Problem:
Nothing but a number belongs in the answer: the count of lines below that contain the word "Support".

Data:
+-------+
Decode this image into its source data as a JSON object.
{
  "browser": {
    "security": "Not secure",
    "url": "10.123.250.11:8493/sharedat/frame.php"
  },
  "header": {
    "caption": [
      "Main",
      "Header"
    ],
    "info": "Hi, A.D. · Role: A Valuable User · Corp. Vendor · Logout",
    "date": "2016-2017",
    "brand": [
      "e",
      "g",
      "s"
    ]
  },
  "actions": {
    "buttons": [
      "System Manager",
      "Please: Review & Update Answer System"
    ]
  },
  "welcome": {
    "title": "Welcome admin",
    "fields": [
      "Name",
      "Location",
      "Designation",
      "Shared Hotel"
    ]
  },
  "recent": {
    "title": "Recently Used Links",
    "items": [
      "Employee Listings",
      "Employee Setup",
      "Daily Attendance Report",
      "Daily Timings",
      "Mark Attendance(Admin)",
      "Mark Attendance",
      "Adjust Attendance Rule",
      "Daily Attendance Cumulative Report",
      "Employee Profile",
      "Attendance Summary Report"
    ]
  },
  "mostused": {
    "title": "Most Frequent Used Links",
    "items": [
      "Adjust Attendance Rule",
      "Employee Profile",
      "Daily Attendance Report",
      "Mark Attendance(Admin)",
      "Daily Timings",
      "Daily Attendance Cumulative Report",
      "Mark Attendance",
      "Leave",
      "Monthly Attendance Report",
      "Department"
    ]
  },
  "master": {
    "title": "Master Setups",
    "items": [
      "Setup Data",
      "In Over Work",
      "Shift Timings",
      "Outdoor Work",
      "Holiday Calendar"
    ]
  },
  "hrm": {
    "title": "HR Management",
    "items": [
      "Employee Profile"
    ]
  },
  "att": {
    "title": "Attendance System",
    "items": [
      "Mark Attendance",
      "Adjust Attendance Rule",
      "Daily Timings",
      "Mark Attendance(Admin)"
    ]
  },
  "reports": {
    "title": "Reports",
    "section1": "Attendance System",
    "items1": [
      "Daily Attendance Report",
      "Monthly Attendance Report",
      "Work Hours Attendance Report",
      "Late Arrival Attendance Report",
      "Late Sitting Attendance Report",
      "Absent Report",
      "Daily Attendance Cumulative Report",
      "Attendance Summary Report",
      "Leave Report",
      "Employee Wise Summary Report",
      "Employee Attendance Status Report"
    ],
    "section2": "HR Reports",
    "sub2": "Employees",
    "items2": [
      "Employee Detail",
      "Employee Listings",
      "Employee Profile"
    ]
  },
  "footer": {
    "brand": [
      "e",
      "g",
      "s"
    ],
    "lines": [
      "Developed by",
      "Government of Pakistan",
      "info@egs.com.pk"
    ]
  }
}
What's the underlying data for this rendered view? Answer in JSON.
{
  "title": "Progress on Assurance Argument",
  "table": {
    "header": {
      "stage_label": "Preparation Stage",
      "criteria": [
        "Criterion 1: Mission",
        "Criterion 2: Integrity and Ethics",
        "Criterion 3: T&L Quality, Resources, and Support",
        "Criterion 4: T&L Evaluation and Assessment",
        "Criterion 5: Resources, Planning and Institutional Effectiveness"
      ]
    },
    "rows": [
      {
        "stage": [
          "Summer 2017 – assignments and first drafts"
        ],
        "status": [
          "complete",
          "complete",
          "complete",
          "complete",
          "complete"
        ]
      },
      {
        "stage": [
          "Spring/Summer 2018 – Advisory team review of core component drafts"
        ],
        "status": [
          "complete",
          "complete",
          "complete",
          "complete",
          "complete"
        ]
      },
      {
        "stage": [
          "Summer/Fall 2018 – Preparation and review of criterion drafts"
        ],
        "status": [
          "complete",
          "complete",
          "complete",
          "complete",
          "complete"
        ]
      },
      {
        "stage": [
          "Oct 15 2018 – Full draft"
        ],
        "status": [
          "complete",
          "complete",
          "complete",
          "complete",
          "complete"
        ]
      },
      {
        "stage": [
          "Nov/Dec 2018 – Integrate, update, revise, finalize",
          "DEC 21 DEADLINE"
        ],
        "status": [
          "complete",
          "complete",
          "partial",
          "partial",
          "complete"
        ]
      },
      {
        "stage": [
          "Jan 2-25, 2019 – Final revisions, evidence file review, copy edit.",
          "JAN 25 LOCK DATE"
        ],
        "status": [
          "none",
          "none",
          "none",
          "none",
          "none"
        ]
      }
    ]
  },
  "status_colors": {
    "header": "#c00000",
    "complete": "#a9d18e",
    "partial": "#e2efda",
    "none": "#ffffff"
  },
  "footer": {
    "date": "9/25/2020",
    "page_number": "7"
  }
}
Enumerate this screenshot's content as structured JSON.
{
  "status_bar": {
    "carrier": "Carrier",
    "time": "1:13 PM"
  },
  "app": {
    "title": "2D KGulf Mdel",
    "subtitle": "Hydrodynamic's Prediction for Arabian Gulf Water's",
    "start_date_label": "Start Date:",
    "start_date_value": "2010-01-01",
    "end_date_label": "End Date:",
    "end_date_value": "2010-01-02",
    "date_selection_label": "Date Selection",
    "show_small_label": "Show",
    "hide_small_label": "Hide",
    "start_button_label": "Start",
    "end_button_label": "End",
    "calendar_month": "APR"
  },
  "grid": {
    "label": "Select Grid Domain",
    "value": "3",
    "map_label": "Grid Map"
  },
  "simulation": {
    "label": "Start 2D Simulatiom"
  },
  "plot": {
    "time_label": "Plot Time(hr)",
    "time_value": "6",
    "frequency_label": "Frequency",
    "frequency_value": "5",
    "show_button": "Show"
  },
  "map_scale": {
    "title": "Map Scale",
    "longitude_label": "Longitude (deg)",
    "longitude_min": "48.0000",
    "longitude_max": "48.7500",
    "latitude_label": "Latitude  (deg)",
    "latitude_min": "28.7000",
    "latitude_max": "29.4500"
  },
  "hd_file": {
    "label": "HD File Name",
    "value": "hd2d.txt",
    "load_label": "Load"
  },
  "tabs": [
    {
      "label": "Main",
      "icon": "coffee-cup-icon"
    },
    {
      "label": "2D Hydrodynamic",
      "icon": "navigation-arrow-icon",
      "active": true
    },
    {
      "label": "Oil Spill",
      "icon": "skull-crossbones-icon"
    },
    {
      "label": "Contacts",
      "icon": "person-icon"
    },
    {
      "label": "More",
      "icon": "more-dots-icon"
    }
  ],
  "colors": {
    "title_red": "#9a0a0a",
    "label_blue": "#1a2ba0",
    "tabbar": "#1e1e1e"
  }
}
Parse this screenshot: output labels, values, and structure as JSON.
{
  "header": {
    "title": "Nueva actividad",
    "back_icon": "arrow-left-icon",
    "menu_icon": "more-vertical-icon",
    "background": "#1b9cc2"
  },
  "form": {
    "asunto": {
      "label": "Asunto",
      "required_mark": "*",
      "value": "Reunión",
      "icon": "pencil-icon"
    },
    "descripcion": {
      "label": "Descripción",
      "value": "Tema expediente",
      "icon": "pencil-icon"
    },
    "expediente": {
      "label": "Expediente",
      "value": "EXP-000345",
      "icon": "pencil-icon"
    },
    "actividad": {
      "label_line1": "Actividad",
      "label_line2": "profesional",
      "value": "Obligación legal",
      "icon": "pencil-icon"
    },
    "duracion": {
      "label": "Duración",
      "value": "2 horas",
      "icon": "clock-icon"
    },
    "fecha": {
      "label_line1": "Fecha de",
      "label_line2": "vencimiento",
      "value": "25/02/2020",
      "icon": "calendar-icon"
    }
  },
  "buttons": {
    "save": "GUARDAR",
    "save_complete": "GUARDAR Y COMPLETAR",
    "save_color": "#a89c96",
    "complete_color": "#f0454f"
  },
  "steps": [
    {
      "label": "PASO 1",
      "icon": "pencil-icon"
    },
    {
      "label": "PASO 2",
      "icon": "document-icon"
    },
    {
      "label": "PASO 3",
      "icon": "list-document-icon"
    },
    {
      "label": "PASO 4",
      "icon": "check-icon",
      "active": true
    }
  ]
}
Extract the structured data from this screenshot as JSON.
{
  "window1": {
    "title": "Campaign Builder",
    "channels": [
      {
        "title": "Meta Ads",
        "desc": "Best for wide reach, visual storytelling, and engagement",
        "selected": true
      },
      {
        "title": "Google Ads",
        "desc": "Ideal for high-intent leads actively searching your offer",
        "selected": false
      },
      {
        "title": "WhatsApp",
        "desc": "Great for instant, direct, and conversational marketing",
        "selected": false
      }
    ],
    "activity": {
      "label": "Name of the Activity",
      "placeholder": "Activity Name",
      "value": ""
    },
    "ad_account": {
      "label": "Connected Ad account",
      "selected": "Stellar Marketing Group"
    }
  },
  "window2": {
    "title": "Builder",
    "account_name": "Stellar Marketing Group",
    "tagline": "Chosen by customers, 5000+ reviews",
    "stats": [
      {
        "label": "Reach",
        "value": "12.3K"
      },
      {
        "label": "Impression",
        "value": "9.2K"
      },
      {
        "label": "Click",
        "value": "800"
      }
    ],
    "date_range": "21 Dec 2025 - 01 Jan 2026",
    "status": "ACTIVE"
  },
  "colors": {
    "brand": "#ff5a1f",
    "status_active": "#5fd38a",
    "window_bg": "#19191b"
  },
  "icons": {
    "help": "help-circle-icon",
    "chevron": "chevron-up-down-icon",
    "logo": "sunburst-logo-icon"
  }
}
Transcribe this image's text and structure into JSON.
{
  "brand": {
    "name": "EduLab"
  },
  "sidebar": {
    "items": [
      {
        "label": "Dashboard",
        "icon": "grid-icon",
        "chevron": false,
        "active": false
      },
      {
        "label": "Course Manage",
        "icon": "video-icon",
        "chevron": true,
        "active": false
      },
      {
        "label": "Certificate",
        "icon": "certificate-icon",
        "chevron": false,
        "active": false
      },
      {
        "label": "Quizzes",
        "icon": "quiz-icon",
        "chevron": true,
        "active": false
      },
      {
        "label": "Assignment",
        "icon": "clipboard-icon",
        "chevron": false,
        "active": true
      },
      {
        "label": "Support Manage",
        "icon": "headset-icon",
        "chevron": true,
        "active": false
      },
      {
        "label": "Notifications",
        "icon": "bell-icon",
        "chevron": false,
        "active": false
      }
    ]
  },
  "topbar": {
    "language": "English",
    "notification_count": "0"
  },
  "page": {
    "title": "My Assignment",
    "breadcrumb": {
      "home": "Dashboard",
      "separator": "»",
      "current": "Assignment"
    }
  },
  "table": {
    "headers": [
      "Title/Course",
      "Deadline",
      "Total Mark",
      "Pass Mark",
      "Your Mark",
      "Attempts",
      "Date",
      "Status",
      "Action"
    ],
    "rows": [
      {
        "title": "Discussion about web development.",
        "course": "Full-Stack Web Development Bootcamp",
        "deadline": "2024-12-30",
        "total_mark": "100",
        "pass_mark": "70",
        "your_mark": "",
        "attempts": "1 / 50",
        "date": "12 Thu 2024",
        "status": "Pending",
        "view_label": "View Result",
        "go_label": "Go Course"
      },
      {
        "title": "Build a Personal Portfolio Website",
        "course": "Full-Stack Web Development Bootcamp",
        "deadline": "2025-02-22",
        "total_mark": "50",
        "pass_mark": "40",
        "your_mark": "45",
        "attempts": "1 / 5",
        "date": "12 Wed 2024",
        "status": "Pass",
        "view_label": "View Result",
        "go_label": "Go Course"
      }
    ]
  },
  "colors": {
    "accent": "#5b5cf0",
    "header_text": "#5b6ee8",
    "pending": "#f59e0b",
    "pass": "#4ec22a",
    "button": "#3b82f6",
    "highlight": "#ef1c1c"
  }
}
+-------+
Answer for this exercise:
2